Another advantage from global poverty and health projects is demonstrating clearly the multiplier effect of donations.  The base case is a cash transfer to a person with one hundredth of the donor’s income, which should give a one hundred times boost to welfare.  From this compelling starting point we can then proceed to argue why in expectation other projects may do even better.  We can picture a range of projects from those with good evidence base but returns only a modest multiple above cash transfers (bed nets) to project which could produce higher returns but have limited evidence (charity start ups).  Doners may want to fund along this continuum.

Comment by James Aitchison on Four Concerns Regarding Longtermism · 2022-06-07T12:56:27.018Z · EA · GW

I was struck by your paragraph ‘ A wildly successful EA movement could do as much good for the world as almost any other social movement in history.  Even if the movement is only marginally successful, if the precepts underlying the movement are somewhat sound, the utility implications are enormous.’

I suspect if EA is to do massive good, this is more likely to come from developing and promoting ideas such as extinction risk reduction that come to be adopted politically, rather than from EA’s direct philanthropy.

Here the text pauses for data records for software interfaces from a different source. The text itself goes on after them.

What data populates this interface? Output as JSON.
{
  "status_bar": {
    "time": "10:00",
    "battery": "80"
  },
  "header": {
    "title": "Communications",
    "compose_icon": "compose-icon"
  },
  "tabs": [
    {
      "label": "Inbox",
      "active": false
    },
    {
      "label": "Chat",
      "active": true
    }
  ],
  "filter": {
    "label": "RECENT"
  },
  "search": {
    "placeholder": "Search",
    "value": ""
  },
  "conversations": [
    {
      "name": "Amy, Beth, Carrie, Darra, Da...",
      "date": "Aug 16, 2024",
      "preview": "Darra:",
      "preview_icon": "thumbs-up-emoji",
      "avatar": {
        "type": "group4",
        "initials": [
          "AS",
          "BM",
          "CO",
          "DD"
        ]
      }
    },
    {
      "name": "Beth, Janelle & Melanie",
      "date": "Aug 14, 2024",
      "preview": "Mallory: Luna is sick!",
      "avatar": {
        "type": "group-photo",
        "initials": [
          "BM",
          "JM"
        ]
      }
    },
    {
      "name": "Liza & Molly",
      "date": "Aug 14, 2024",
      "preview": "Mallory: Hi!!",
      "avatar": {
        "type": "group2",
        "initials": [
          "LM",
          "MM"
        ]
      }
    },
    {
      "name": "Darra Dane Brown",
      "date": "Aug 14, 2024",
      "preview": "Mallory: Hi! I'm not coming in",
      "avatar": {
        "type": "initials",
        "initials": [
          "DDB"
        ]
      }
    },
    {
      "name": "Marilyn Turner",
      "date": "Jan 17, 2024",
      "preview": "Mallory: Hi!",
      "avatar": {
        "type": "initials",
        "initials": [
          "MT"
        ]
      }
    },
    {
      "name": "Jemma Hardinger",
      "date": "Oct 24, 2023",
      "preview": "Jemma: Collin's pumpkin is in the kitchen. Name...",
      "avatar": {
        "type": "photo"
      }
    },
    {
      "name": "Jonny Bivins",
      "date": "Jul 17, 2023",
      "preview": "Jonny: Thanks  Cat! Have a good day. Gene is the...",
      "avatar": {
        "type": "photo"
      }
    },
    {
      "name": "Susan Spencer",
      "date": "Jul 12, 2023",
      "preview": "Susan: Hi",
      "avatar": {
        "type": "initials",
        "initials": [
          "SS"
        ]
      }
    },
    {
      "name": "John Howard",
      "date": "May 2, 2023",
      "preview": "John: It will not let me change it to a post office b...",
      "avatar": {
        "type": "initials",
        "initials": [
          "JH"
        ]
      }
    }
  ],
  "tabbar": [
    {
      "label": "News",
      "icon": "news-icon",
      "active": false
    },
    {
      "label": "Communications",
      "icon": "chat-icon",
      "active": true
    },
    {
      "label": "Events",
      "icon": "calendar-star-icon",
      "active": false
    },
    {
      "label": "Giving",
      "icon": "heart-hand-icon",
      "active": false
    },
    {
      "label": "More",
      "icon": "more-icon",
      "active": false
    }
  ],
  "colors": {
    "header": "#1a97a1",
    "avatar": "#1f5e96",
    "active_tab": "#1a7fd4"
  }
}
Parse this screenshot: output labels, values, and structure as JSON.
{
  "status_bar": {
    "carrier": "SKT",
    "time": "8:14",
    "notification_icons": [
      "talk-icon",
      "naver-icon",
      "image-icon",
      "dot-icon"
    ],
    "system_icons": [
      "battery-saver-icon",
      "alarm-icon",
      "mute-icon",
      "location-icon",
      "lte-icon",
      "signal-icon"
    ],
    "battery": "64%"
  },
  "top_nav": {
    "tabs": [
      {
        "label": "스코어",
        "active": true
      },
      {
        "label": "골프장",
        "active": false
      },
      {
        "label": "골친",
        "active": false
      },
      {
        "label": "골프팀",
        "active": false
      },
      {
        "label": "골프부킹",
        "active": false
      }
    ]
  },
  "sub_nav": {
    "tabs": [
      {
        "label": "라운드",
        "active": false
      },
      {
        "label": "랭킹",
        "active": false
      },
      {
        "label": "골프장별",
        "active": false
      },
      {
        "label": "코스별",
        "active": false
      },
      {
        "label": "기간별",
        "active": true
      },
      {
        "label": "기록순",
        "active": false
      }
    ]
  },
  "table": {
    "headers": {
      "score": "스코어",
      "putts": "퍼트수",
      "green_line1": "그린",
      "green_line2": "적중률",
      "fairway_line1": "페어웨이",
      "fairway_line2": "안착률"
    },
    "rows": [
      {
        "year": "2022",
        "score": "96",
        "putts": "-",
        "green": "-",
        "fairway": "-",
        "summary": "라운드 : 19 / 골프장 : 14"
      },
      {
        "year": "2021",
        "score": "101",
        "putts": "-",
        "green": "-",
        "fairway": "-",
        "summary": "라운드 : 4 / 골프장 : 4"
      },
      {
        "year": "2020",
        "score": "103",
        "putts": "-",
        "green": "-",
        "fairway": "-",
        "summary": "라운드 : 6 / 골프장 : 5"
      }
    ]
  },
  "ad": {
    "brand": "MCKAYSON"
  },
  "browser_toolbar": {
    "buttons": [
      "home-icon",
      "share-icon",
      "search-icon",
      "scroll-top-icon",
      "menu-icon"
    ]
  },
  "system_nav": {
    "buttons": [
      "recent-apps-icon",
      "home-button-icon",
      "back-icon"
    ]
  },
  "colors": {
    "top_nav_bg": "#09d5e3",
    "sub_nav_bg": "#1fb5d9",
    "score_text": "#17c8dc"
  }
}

The biggest wins may come through political channels.

I agree with your arguments against focusing too much on longtermism. 

Comment by James Aitchison on Socrates Café: A Different Approach to Discussion · 2022-06-07T11:59:47.631Z · EA · GW

A further addition to the EA quiver would be reading groups to discuss the best books related to EA. As with the Socrates Cafe, discussions  could be structured around answering a central question.

Comment by James Aitchison on New substack on utilitarian ethics: Good Thoughts · 2022-05-27T09:00:33.353Z · EA · GW

Thank you for introducing your site which I am finding very valuable.   I am enjoying both your archive of  articles and your most recent posts and have subscribed to your newsletter.  Thank you also for utilitarianism.net which is great to have as a public resource.

Comment by James Aitchison on A Problem with Motivation · 2022-05-26T16:15:15.477Z · EA · GW

Yes, it is harder to care for distant or statistical people even if it is normatively the right thing to do.  We shouldn't overestimate how much we can do by will power alone, but changing norms may be effective.  

Comment by James Aitchison on Look Out The Window · 2022-05-13T11:29:24.100Z · EA · GW

A brilliant article, thank you.  My highlight: We are part of a ragtag team of people who try to care about everyone and everything that matters. We are the first true attempt at applied impartial good maximization.

Comment by James Aitchison on Why do you care? · 2022-05-09T16:23:11.235Z · EA · GW

I was interested to see the suggestion that rational discussions of value are cut short by the  is-ought gap.  This has been an influential  view but I have a different angle.

We should acknowledge that normative judgements have a different semantic nature from the factual. When we use normative words such as 'ought' and 'good' we make judgements relative to ends or other criteria. Factual judgements report on facts in the world, normative judgements report on relations between objects and criteria.  Judgements of practical reason, of how we ought to act, are about our means and our ends.

 But we can and do reason about both means and ends.  Judgements of practical reason range from the certain 'You  ought to turn right to get to the station' to the unknowable 'Ought I to take this job for my long-run happiness?'  There are better and worse ends - welfare is clearly more important than grass-counting and there are strong arguments why welfare is a better end than national glory. 

Among ends, happiness seems to have a special place.  We are creatures with valenced experience and we are directly aware that our own enjoyment is good and our suffering is bad.  Reason seems to require us to expand the circle to also consider the enjoyment and suffering of other creatures.  If nothing else, extremes of enjoyment and suffering surely matter.